My rating: 4 of 5 stars
4 stars for the whole book and half a star for that unconventional ending and because I’m just that generous.
I knew I would love this book right off the bat. Not just because of that lovely and fashionista-free cover, not because of the marvelous blurb, which does not mention any electric
current-ridden connection, his mesmerizing eyes or even “she feels right only when she is with him”(and rightly so) but because of that screw-cemeteries epigraph:
Do not stand at my grave and weep
I am not there; I do not sleep.
—Mary Elizabeth Frye
In literature, an epigraph is a phrase, quotation, or poem that is set at the beginning of a document or component. The epigraph may serve as a preface, as a summary, as a counter-example, or to link the work to a wider literary canon, either to invite comparison or to enlist a conventional context.
So in view of the above connotation, this book had such a pragmatic look on death for a story dealing with para-normalcy and fantasy.
The Archived takes on the old reaper myth and gives it its own spin-off. Everyone, while they live and breathe and create, builds up a History. These Histories are remnants of our selves that sleep on and continue to exist even after we are dead, in a place called The Archive. Because like dear ol’ Einstein used to state: energy can neither be created nor destroyed. And our consciousness, our soul, is a form of energy. The Histories are like an echo of ourselves, a compilation of our past, of our knowledge. These Histories are preserved by the very-creatively named Librarians but sometimes things go bump, Histories wake up and go all psycho-cat-killer on the rest of the world unless they are hunted and contained by Hunters i.e. the MC.
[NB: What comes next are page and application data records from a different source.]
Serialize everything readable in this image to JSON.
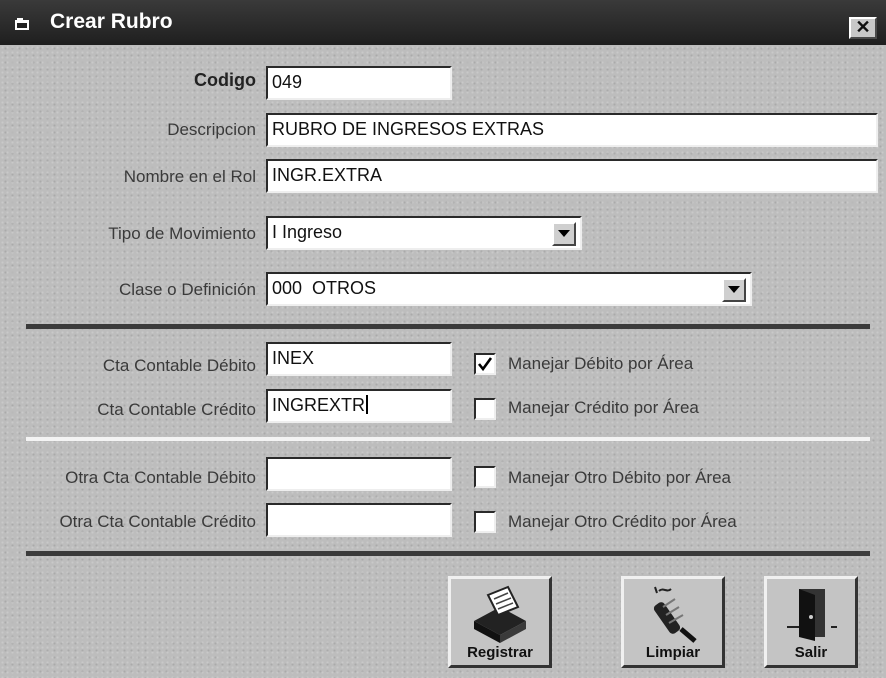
{
  "window": {
    "title": "Crear Rubro",
    "close_glyph": "✕"
  },
  "form": {
    "codigo": {
      "label": "Codigo",
      "value": "049"
    },
    "descripcion": {
      "label": "Descripcion",
      "value": "RUBRO DE INGRESOS EXTRAS"
    },
    "nombre_rol": {
      "label": "Nombre en el Rol",
      "value": "INGR.EXTRA"
    },
    "tipo_movimiento": {
      "label": "Tipo de Movimiento",
      "value": "I Ingreso"
    },
    "clase_definicion": {
      "label": "Clase o Definición",
      "value": "000  OTROS"
    }
  },
  "cuentas": {
    "debito": {
      "label": "Cta Contable Débito",
      "value": "INEX"
    },
    "credito": {
      "label": "Cta Contable Crédito",
      "value": "INGREXTR"
    },
    "manejar_debito": {
      "label": "Manejar Débito por Área",
      "checked": true
    },
    "manejar_credito": {
      "label": "Manejar Crédito por Área",
      "checked": false
    }
  },
  "otras_cuentas": {
    "debito": {
      "label": "Otra Cta Contable Débito",
      "value": ""
    },
    "credito": {
      "label": "Otra Cta Contable Crédito",
      "value": ""
    },
    "manejar_debito": {
      "label": "Manejar Otro Débito por Área",
      "checked": false
    },
    "manejar_credito": {
      "label": "Manejar Otro Crédito por Área",
      "checked": false
    }
  },
  "buttons": {
    "registrar": {
      "label": "Registrar",
      "icon": "card-file-icon"
    },
    "limpiar": {
      "label": "Limpiar",
      "icon": "broom-icon"
    },
    "salir": {
      "label": "Salir",
      "icon": "door-exit-icon"
    }
  }
}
It reminded of Amber House in several places and aspects. Our protagonist is reminiscent of Sarah Parsons to certain extent. Then lo behold, the love triangle is one that actually works because both the guys are perfectly eligible. However, here the triangle lasts for a short while, and consequently won’t continue on in the next book. The romance, to my utter surprise, was not your typical romance. It’s fake and the real one is is just starting to develop in this first installment. But I’m giving too much away. Mackenzie and Sarah’s abilities are alike and so is their affection for their little brothers. The hushed creepy, what’s-behind-your-back atmosphere is somehow matching, even though that one is a century olds manor, and this is a never-ending library-crypt.
The book is fast-paced and has lots of action but I never really felt like hyperventilating as I usually do, the reason being that she never really got into fights-to-death, or she did but I never felt like it because… umm, she’s fighting dead not-people?
I really enjoyed how in her memories of Da, Mackenzie, or rather the author, doesn’t paint a flawless picture of him. ‘Cause you know, all that human, imperfect stuff.
The ending has that could-be-a-sequel quality and NO CLIFFHANGERS. And here I was all but set to deem January 2013 the month of Killer-endings.
The real issue for me was the beginning. It gets very confusing and it is some ways into the book that its starts to clear up. The inner mechanisms of the Archive boggled me and I still am not clear on the whole ring thing.
However, most of it started to click for me in the later half of the book and I finished the latter portion in just one sitting. The writing is beguiling and smooth, the plot is well-paced and twisted, the characters are likable and the various non-earthly, familial issues are dealt with realistically and appropriately enough.
Overall, it was a wonderful read and I loved every second of it.